Sir Richard Roberts, the leader of the campaign, statedthat: “We call upon Greenpeace to cease and desist in its campaign againstGolden Rice specifically, and crops and foods improved through biotechnology ingeneral.”       (blessing of the Golden rice project).However, the opposition retaliated by arguing that evenafter 24 years of research and the billions of dollars spent, the project isstill years away from full completion and the release to various countries.They point that many research related queries remain about GM rice. Even further, “Masipag”,the network established for Philippine farmers and scientists, say that more caution is needed.”Chito Medina”, theleader of Masipag, asks: “Is Golden Rice food, medicine or both? If it is both,then the health department should be doing safety studies. So far only feedingstudies have been going on, showing that the Vitamin A is absorbed by the body,but there are no safety data showing whether chemicals may have been producedin the process of genetic engineering.” This, according to Masipag, includingthe fact that a test field had been destroyed, made clear that golden rice isisn’t welcome there, any may never be.

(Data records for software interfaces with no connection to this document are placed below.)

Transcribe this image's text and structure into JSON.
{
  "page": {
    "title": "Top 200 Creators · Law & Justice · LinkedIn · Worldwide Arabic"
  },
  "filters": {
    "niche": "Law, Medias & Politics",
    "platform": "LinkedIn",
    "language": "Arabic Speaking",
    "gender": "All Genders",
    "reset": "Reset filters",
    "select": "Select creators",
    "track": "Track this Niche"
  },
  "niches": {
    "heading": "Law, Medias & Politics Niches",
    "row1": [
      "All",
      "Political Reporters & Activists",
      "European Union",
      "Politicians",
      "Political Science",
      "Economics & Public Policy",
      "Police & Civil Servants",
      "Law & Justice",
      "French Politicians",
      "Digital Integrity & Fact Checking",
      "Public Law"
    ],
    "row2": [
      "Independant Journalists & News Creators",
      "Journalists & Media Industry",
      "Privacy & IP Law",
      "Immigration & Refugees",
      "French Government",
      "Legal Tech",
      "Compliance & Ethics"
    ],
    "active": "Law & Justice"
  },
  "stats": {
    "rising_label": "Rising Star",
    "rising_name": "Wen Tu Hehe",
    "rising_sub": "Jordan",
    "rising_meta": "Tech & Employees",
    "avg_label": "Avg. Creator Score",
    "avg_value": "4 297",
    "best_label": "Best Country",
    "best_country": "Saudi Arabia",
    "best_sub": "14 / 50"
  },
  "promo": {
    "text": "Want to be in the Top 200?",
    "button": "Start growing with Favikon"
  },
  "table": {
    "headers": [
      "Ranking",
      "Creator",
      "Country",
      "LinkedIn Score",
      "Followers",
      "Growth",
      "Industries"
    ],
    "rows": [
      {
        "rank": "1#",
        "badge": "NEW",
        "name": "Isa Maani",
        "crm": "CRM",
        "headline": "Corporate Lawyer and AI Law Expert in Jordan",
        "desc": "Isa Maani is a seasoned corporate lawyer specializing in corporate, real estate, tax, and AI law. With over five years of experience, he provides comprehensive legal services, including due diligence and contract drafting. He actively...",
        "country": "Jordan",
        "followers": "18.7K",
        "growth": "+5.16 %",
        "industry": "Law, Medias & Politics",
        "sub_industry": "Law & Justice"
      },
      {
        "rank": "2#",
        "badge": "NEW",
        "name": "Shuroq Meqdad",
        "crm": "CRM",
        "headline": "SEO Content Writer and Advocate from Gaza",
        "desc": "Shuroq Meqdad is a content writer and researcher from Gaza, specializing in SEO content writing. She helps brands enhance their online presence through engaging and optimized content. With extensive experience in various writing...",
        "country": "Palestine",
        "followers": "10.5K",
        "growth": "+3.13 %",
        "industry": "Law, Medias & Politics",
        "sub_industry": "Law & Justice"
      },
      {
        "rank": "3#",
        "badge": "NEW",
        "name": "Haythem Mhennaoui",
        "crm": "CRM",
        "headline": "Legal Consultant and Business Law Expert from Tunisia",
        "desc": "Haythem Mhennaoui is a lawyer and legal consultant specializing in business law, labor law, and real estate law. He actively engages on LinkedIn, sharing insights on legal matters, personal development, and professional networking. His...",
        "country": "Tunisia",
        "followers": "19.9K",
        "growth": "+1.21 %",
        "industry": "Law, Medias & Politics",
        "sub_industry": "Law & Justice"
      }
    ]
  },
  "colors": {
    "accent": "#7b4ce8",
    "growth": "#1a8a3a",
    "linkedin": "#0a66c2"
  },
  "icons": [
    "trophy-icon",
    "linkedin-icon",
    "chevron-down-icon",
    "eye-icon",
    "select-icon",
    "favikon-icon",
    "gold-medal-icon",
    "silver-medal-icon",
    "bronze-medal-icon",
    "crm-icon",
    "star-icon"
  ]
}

Medina claimed that their network itselfhad no part in the destruction, but some of its own members were there at theirown will.    Therefore, after these countless debates, the progress inThe Golden Rice project remains at a snail’s pace, whilst millions of peopledie due to Vitamin A deficiency. After such a massive leap in discovery, but asmall step in distribution, it is almost a waste of an opportunity to solve a vastproblem in the world, with GM rice distribution only just commencing in thePhilippines and beginning in Bangladesh in 2018.       Sources: https://en.

wikipedia.org/wiki/Golden_ricehttp://www.dw.com/en/golden-rice-a-shining-solution-or-an-impending-danger/a-18670353https://www.npr.

org/sections/thesalt/2013/03/07/173611461/in-a-grain-of-golden-rice-a-world-of-controversy-over-gmo-foodshttps://www.northeastern.edu/sei/2015/11/lessons-from-the-golden-rice-debate/https://www.acsh.org/news/2017/05/18/embrace-golden-rice-globally-remains-frustratingly-slow-11297https://med.nyu.edu/highschoolbioethics/genetically-modified-organisms-“golden-rice”-debatehttp://www.

goldenrice.org/Content2-How/how1_sci.php And the textbook.